Doctor of Philosophy (PhD)
Chemistry and Biochemistry
Histone modifications, also known as covalent histone marks, such as acetylation, methylation, phosphorylation, ubiquitination and citrullination play critical role in chromatin regulation and maintenance. The maintenance and regulation of chromatin structure control different biological processes such as transcription, cell fate, DNA repair and recombination. Due to its important role in regulating vital biological processes, deregulation in the maintenance of histone marks have been shown to contribute to the onset and progression of certain diseases, including cancer, and neurodegenerative disorders. Therefore, a complete understanding of the mechanistic basis of histone modification mediated regulation of our genome has remained a critical objective of the post human genome era. Chromatin maintenance toolbox includes peptide–binding protein modules (often called readers) that interpret or read histone marks by binding to them. The binding provides anchorage of the maintenance machinery proteins onto the chromatin for initiating signaling cascades. For this reason, the discovery of a wide variety of readers that bind site-specific histone marks has dominated the quest for unraveling the mechanistic details of histone mediated signaling. Recent reports show that readers also bind histones bearing no modification (unmodified histones) for anchorage and the xiv introduction of covalent histone marks at such sites disrupt anchorage. Thus, interplay between binding of unmodified histones and introduction of histone marks also provide a means of regulating the signal. However, less is known about this mechanism as only few unmodified histone readers are known. Hence, a thorough understanding of all regulatory mechanisms of histone mediated signaling will remain incomplete without completing the inventory of protein modules that anchor onto unmodified histones and details of their functional roles. This dissertation therefore, focused on discovering peptide-binding domains of proteins in the human genome that interact with unmodified histones. Our overall results show that we have identified novel readers (KDM5B-PHD1 and BAZ1A-PHD) of histone H3 specifically anchoring on H3Arg2 residue. A binding assay that can conveniently quantify binding affinity was developed here. The assay can rapidly check for striking peptide binding behavioral differences between paralogs (KDM5B and KDM5D) and homologs. We observed binding differences between paralogs that provide a starting point to further probe differences in their genome wide anchorage/localization and hence, their differential role in gene regulation. For its distinct mode of peptide binding learnt here, KDM5B-PHD1 can be exploited as a site-specific diagnostic reagent.

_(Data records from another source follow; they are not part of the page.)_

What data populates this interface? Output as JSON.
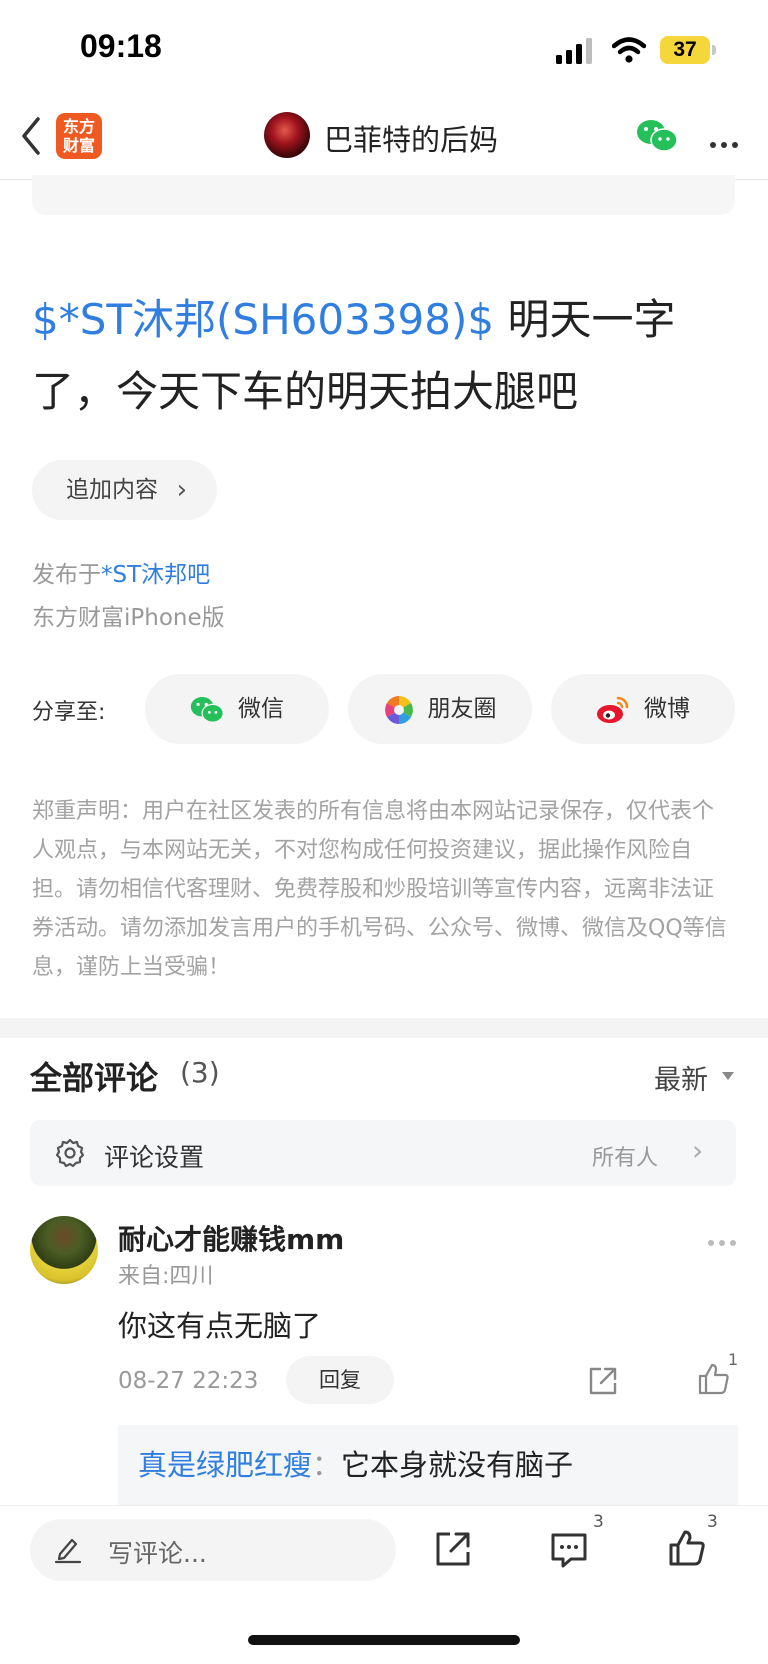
{
  "status_bar": {
    "time": "09:18",
    "battery": "37"
  },
  "nav": {
    "app_logo": "东方\n财富",
    "title": "巴菲特的后妈"
  },
  "post": {
    "stock_tag": "$*ST沐邦(SH603398)$",
    "text": " 明天一字了，今天下车的明天拍大腿吧",
    "append_label": "追加内容",
    "published_prefix": "发布于",
    "published_forum": "*ST沐邦吧",
    "client": "东方财富iPhone版"
  },
  "share": {
    "label": "分享至:",
    "items": [
      {
        "label": "微信",
        "icon": "wechat-icon"
      },
      {
        "label": "朋友圈",
        "icon": "moments-icon"
      },
      {
        "label": "微博",
        "icon": "weibo-icon"
      }
    ]
  },
  "disclaimer": "郑重声明：用户在社区发表的所有信息将由本网站记录保存，仅代表个人观点，与本网站无关，不对您构成任何投资建议，据此操作风险自担。请勿相信代客理财、免费荐股和炒股培训等宣传内容，远离非法证券活动。请勿添加发言用户的手机号码、公众号、微博、微信及QQ等信息，谨防上当受骗！",
  "comments": {
    "title": "全部评论",
    "count": "(3)",
    "sort": "最新",
    "settings_label": "评论设置",
    "settings_value": "所有人",
    "items": [
      {
        "user": "耐心才能赚钱mm",
        "location": "来自:四川",
        "text": "你这有点无脑了",
        "time": "08-27 22:23",
        "reply_label": "回复",
        "likes": "1",
        "replies": [
          {
            "user": "真是绿肥红瘦",
            "sep": "：",
            "text": "它本身就没有脑子"
          }
        ]
      }
    ]
  },
  "bottom_bar": {
    "write_placeholder": "写评论...",
    "comment_count": "3",
    "like_count": "3"
  },
  "colors": {
    "accent": "#2f7ee0",
    "logo": "#ef5a22",
    "battery": "#f5d63b",
    "wechat": "#25c05a"
  }
}
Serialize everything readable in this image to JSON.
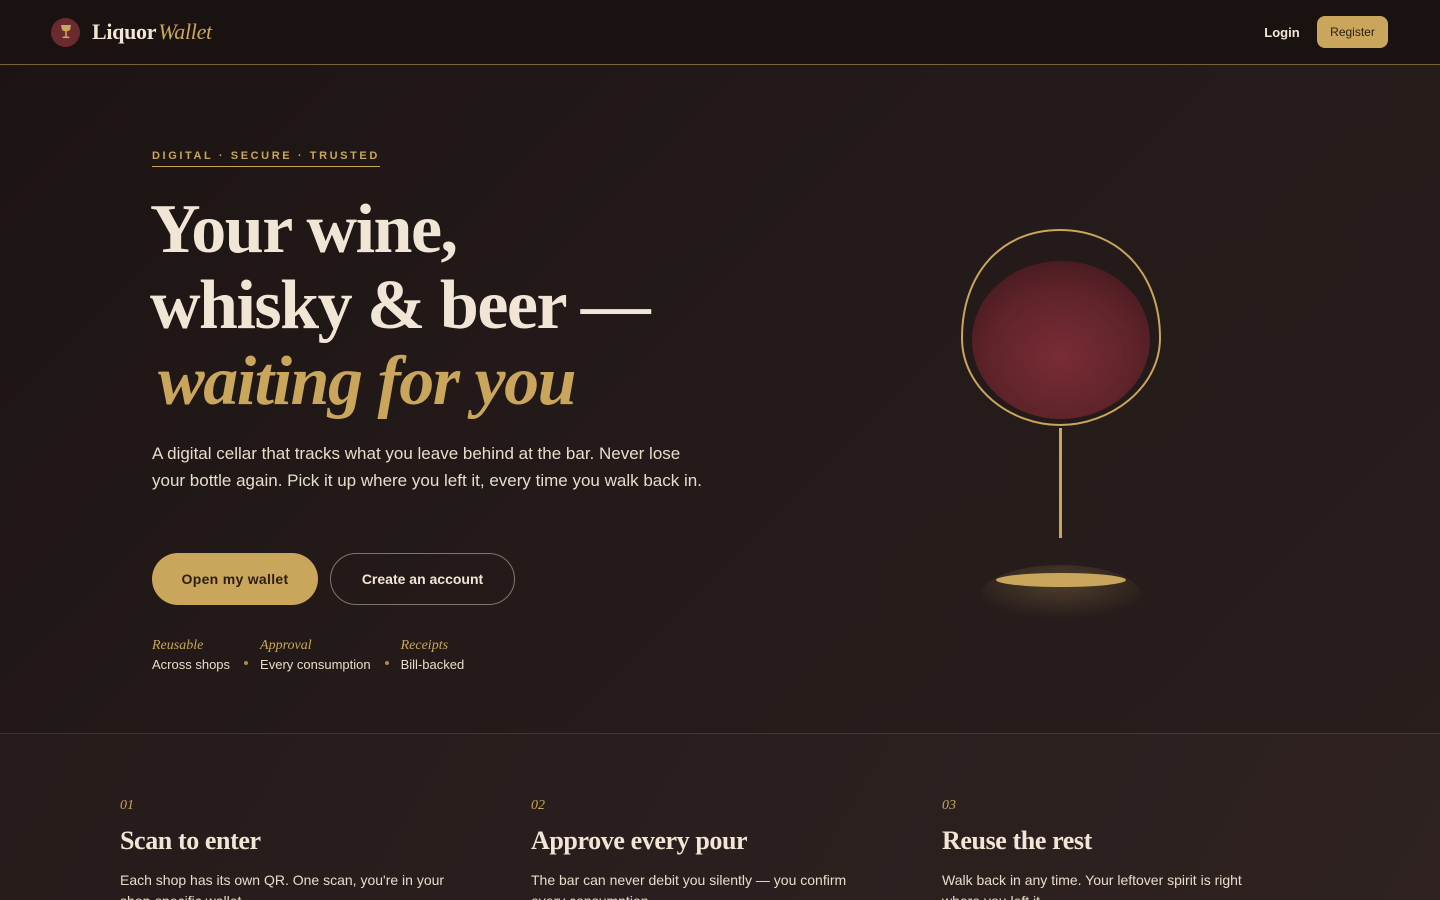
{
  "brand": {
    "name": "Liquor",
    "name_accent": "Wallet"
  },
  "nav": {
    "login": "Login",
    "register": "Register"
  },
  "hero": {
    "eyebrow": "DIGITAL · SECURE · TRUSTED",
    "headline_line1": "Your wine,",
    "headline_line2": "whisky & beer —",
    "headline_accent": "waiting for you",
    "lede": "A digital cellar that tracks what you leave behind at the bar. Never lose your bottle again. Pick it up where you left it, every time you walk back in.",
    "primary_cta": "Open my wallet",
    "secondary_cta": "Create an account",
    "features": [
      {
        "title": "Reusable",
        "sub": "Across shops"
      },
      {
        "title": "Approval",
        "sub": "Every consumption"
      },
      {
        "title": "Receipts",
        "sub": "Bill-backed"
      }
    ]
  },
  "steps": [
    {
      "num": "01",
      "title": "Scan to enter",
      "body": "Each shop has its own QR. One scan, you're in your shop-specific wallet."
    },
    {
      "num": "02",
      "title": "Approve every pour",
      "body": "The bar can never debit you silently — you confirm every consumption."
    },
    {
      "num": "03",
      "title": "Reuse the rest",
      "body": "Walk back in any time. Your leftover spirit is right where you left it."
    }
  ],
  "colors": {
    "gold": "#c9a65c",
    "wine": "#6b2a2f",
    "background": "#1f1716",
    "cream": "#f1e6d6"
  },
  "icons": {
    "brand": "wine-glass-icon",
    "hero_art": "wine-glass-illustration"
  }
}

Library of Congress Subject Headings
References on pages 92-103
Number of Pages
South Dakota State University
In Copyright - Educational Use Permitted
Essel, Francisca, "Discovery of Novel Readers for Interpretation of the Epigenome" (2015). Electronic Theses and Dissertations. 1850.